Your answer must be the full listing, repeated word for word.

[Start of section]

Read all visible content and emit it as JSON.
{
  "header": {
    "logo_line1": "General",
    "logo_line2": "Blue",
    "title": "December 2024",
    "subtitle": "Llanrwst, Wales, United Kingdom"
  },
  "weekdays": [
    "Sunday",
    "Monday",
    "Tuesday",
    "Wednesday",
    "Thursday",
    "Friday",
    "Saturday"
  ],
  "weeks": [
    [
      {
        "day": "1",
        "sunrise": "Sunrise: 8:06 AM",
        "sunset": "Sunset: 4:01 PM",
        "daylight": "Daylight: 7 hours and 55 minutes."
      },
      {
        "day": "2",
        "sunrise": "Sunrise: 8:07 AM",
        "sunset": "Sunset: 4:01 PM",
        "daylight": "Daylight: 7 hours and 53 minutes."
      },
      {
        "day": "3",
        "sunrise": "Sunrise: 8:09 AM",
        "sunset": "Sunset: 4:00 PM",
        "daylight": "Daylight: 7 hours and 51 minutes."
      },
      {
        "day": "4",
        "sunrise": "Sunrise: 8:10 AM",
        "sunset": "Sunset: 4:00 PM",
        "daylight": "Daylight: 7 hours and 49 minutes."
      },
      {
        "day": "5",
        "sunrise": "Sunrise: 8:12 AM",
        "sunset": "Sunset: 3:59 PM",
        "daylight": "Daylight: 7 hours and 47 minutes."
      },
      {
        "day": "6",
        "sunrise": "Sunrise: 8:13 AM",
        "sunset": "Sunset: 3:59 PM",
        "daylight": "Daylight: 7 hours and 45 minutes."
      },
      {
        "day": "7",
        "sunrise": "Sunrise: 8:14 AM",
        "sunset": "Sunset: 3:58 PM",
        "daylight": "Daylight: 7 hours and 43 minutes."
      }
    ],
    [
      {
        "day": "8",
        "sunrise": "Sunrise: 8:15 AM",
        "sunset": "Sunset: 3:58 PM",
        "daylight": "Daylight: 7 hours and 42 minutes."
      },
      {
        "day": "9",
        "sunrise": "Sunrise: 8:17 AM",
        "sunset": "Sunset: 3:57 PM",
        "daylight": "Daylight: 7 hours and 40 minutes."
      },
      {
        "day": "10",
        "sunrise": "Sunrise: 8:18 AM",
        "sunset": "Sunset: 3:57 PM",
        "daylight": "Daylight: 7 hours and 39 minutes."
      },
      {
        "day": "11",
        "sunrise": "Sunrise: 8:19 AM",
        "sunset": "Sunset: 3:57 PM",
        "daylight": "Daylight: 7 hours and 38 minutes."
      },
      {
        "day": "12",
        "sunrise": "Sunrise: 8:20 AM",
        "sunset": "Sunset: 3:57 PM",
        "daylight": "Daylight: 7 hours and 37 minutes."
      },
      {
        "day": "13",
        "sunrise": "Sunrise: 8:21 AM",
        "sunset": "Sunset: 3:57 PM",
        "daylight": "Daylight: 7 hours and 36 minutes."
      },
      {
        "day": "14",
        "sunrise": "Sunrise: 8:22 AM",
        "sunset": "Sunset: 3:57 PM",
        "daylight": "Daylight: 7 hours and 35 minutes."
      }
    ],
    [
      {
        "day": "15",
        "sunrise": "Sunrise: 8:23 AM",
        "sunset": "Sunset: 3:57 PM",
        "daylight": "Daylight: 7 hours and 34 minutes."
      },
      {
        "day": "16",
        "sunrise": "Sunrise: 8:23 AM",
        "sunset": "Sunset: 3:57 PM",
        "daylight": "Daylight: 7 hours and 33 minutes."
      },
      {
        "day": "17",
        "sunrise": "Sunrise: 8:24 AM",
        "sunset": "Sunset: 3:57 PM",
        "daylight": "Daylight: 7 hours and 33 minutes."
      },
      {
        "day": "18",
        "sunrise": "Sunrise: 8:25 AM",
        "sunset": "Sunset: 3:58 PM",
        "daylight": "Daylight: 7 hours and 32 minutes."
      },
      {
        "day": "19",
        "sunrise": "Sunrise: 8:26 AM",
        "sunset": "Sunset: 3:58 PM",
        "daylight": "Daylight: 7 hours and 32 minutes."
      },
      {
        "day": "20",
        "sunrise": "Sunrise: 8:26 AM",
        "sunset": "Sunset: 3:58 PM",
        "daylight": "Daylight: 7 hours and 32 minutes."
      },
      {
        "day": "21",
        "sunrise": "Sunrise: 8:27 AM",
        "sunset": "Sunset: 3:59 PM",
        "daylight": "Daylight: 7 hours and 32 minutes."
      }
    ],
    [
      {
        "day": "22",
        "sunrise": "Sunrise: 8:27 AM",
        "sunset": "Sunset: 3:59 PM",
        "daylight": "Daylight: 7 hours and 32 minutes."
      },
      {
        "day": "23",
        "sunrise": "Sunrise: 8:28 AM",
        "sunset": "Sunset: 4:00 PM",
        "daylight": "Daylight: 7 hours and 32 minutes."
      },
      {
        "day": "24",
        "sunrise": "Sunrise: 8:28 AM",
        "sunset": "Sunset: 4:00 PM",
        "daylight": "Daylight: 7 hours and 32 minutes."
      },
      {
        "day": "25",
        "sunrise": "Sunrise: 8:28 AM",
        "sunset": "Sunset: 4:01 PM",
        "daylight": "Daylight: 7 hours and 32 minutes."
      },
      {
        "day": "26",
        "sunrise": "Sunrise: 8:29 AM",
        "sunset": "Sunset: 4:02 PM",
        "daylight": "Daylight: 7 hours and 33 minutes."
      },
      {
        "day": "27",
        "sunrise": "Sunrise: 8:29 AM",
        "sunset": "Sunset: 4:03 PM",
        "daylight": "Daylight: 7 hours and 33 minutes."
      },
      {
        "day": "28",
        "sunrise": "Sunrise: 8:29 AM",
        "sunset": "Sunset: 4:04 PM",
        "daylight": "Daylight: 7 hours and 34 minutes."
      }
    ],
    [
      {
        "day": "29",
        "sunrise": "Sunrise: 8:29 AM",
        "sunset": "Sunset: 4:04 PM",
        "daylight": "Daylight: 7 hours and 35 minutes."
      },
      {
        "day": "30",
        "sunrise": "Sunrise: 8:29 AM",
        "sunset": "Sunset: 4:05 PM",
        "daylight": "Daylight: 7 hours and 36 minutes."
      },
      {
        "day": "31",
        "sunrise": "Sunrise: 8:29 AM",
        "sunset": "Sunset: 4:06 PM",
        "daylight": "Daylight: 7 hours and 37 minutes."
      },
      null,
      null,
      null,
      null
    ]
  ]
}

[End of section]

▶ **Answer below**
Read all visible content and emit it as JSON.
{
  "header": {
    "logo_line1": "General",
    "logo_line2": "Blue",
    "title": "December 2024",
    "subtitle": "Llanrwst, Wales, United Kingdom"
  },
  "weekdays": [
    "Sunday",
    "Monday",
    "Tuesday",
    "Wednesday",
    "Thursday",
    "Friday",
    "Saturday"
  ],
  "weeks": [
    [
      {
        "day": "1",
        "sunrise": "Sunrise: 8:06 AM",
        "sunset": "Sunset: 4:01 PM",
        "daylight": "Daylight: 7 hours and 55 minutes."
      },
      {
        "day": "2",
        "sunrise": "Sunrise: 8:07 AM",
        "sunset": "Sunset: 4:01 PM",
        "daylight": "Daylight: 7 hours and 53 minutes."
      },
      {
        "day": "3",
        "sunrise": "Sunrise: 8:09 AM",
        "sunset": "Sunset: 4:00 PM",
        "daylight": "Daylight: 7 hours and 51 minutes."
      },
      {
        "day": "4",
        "sunrise": "Sunrise: 8:10 AM",
        "sunset": "Sunset: 4:00 PM",
        "daylight": "Daylight: 7 hours and 49 minutes."
      },
      {
        "day": "5",
        "sunrise": "Sunrise: 8:12 AM",
        "sunset": "Sunset: 3:59 PM",
        "daylight": "Daylight: 7 hours and 47 minutes."
      },
      {
        "day": "6",
        "sunrise": "Sunrise: 8:13 AM",
        "sunset": "Sunset: 3:59 PM",
        "daylight": "Daylight: 7 hours and 45 minutes."
      },
      {
        "day": "7",
        "sunrise": "Sunrise: 8:14 AM",
        "sunset": "Sunset: 3:58 PM",
        "daylight": "Daylight: 7 hours and 43 minutes."
      }
    ],
    [
      {
        "day": "8",
        "sunrise": "Sunrise: 8:15 AM",
        "sunset": "Sunset: 3:58 PM",
        "daylight": "Daylight: 7 hours and 42 minutes."
      },
      {
        "day": "9",
        "sunrise": "Sunrise: 8:17 AM",
        "sunset": "Sunset: 3:57 PM",
        "daylight": "Daylight: 7 hours and 40 minutes."
      },
      {
        "day": "10",
        "sunrise": "Sunrise: 8:18 AM",
        "sunset": "Sunset: 3:57 PM",
        "daylight": "Daylight: 7 hours and 39 minutes."
      },
      {
        "day": "11",
        "sunrise": "Sunrise: 8:19 AM",
        "sunset": "Sunset: 3:57 PM",
        "daylight": "Daylight: 7 hours and 38 minutes."
      },
      {
        "day": "12",
        "sunrise": "Sunrise: 8:20 AM",
        "sunset": "Sunset: 3:57 PM",
        "daylight": "Daylight: 7 hours and 37 minutes."
      },
      {
        "day": "13",
        "sunrise": "Sunrise: 8:21 AM",
        "sunset": "Sunset: 3:57 PM",
        "daylight": "Daylight: 7 hours and 36 minutes."
      },
      {
        "day": "14",
        "sunrise": "Sunrise: 8:22 AM",
        "sunset": "Sunset: 3:57 PM",
        "daylight": "Daylight: 7 hours and 35 minutes."
      }
    ],
    [
      {
        "day": "15",
        "sunrise": "Sunrise: 8:23 AM",
        "sunset": "Sunset: 3:57 PM",
        "daylight": "Daylight: 7 hours and 34 minutes."
      },
      {
        "day": "16",
        "sunrise": "Sunrise: 8:23 AM",
        "sunset": "Sunset: 3:57 PM",
        "daylight": "Daylight: 7 hours and 33 minutes."
      },
      {
        "day": "17",
        "sunrise": "Sunrise: 8:24 AM",
        "sunset": "Sunset: 3:57 PM",
        "daylight": "Daylight: 7 hours and 33 minutes."
      },
      {
        "day": "18",
        "sunrise": "Sunrise: 8:25 AM",
        "sunset": "Sunset: 3:58 PM",
        "daylight": "Daylight: 7 hours and 32 minutes."
      },
      {
        "day": "19",
        "sunrise": "Sunrise: 8:26 AM",
        "sunset": "Sunset: 3:58 PM",
        "daylight": "Daylight: 7 hours and 32 minutes."
      },
      {
        "day": "20",
        "sunrise": "Sunrise: 8:26 AM",
        "sunset": "Sunset: 3:58 PM",
        "daylight": "Daylight: 7 hours and 32 minutes."
      },
      {
        "day": "21",
        "sunrise": "Sunrise: 8:27 AM",
        "sunset": "Sunset: 3:59 PM",
        "daylight": "Daylight: 7 hours and 32 minutes."
      }
    ],
    [
      {
        "day": "22",
        "sunrise": "Sunrise: 8:27 AM",
        "sunset": "Sunset: 3:59 PM",
        "daylight": "Daylight: 7 hours and 32 minutes."
      },
      {
        "day": "23",
        "sunrise": "Sunrise: 8:28 AM",
        "sunset": "Sunset: 4:00 PM",
        "daylight": "Daylight: 7 hours and 32 minutes."
      },
      {
        "day": "24",
        "sunrise": "Sunrise: 8:28 AM",
        "sunset": "Sunset: 4:00 PM",
        "daylight": "Daylight: 7 hours and 32 minutes."
      },
      {
        "day": "25",
        "sunrise": "Sunrise: 8:28 AM",
        "sunset": "Sunset: 4:01 PM",
        "daylight": "Daylight: 7 hours and 32 minutes."
      },
      {
        "day": "26",
        "sunrise": "Sunrise: 8:29 AM",
        "sunset": "Sunset: 4:02 PM",
        "daylight": "Daylight: 7 hours and 33 minutes."
      },
      {
        "day": "27",
        "sunrise": "Sunrise: 8:29 AM",
        "sunset": "Sunset: 4:03 PM",
        "daylight": "Daylight: 7 hours and 33 minutes."
      },
      {
        "day": "28",
        "sunrise": "Sunrise: 8:29 AM",
        "sunset": "Sunset: 4:04 PM",
        "daylight": "Daylight: 7 hours and 34 minutes."
      }
    ],
    [
      {
        "day": "29",
        "sunrise": "Sunrise: 8:29 AM",
        "sunset": "Sunset: 4:04 PM",
        "daylight": "Daylight: 7 hours and 35 minutes."
      },
      {
        "day": "30",
        "sunrise": "Sunrise: 8:29 AM",
        "sunset": "Sunset: 4:05 PM",
        "daylight": "Daylight: 7 hours and 36 minutes."
      },
      {
        "day": "31",
        "sunrise": "Sunrise: 8:29 AM",
        "sunset": "Sunset: 4:06 PM",
        "daylight": "Daylight: 7 hours and 37 minutes."
      },
      null,
      null,
      null,
      null
    ]
  ]
}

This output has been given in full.